*What the exercise asks:* Pull each line containing "RECORDS" from the data.

[[ Source data, beginning ]]

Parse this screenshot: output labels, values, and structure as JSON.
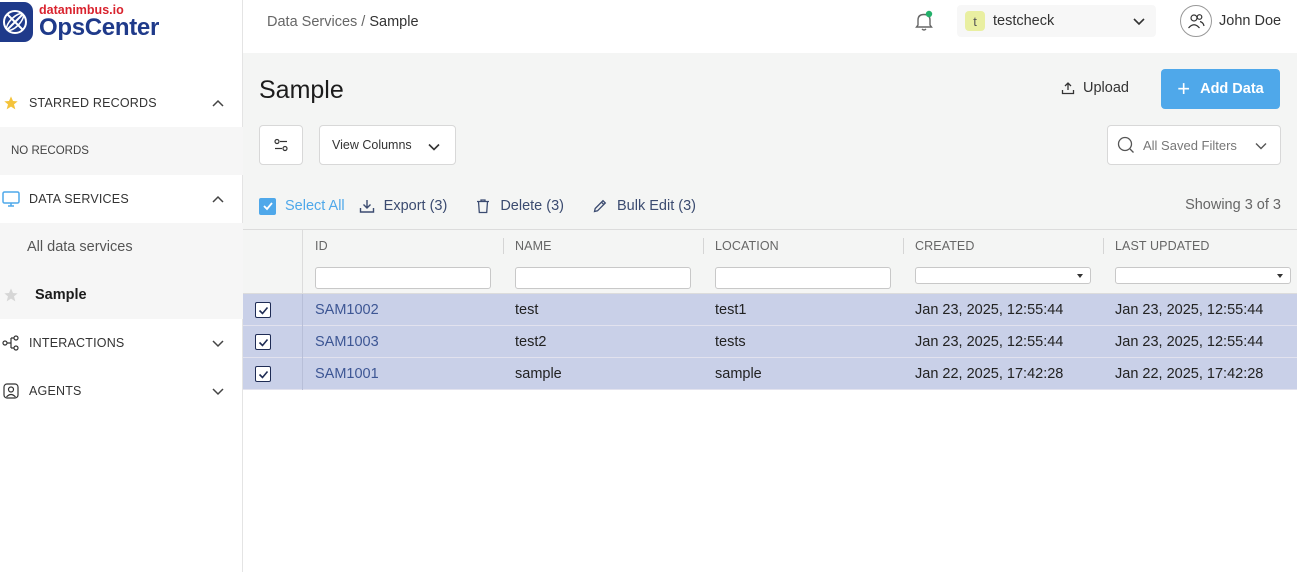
{
  "brand": {
    "small": "datanimbus.io",
    "big": "OpsCenter"
  },
  "sidebar": {
    "starred": {
      "label": "STARRED RECORDS",
      "empty": "NO RECORDS"
    },
    "data_services": {
      "label": "DATA SERVICES",
      "items": [
        {
          "label": "All data services"
        },
        {
          "label": "Sample"
        }
      ]
    },
    "interactions": {
      "label": "INTERACTIONS"
    },
    "agents": {
      "label": "AGENTS"
    }
  },
  "header": {
    "breadcrumb_parent": "Data Services",
    "breadcrumb_sep": " / ",
    "breadcrumb_current": "Sample",
    "tenant_initial": "t",
    "tenant_name": "testcheck",
    "user_name": "John Doe"
  },
  "page": {
    "title": "Sample",
    "upload_label": "Upload",
    "add_label": "Add Data",
    "view_columns_label": "View Columns",
    "saved_filters_placeholder": "All Saved Filters"
  },
  "bulk": {
    "select_all": "Select All",
    "export": "Export (3)",
    "delete": "Delete (3)",
    "bulk_edit": "Bulk Edit (3)",
    "showing": "Showing 3 of 3"
  },
  "table": {
    "columns": [
      "ID",
      "NAME",
      "LOCATION",
      "CREATED",
      "LAST UPDATED"
    ],
    "rows": [
      [
        "SAM1002",
        "test",
        "test1",
        "Jan 23, 2025, 12:55:44",
        "Jan 23, 2025, 12:55:44"
      ],
      [
        "SAM1003",
        "test2",
        "tests",
        "Jan 23, 2025, 12:55:44",
        "Jan 23, 2025, 12:55:44"
      ],
      [
        "SAM1001",
        "sample",
        "sample",
        "Jan 22, 2025, 17:42:28",
        "Jan 22, 2025, 17:42:28"
      ]
    ]
  },
  "colors": {
    "accent": "#4fa8ea",
    "brand": "#1f3a8a",
    "brand_red": "#d9232e",
    "row_selected": "#c9d0e8"
  }
}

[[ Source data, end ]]

*Solution:*
      "label": "STARRED RECORDS",
      "empty": "NO RECORDS"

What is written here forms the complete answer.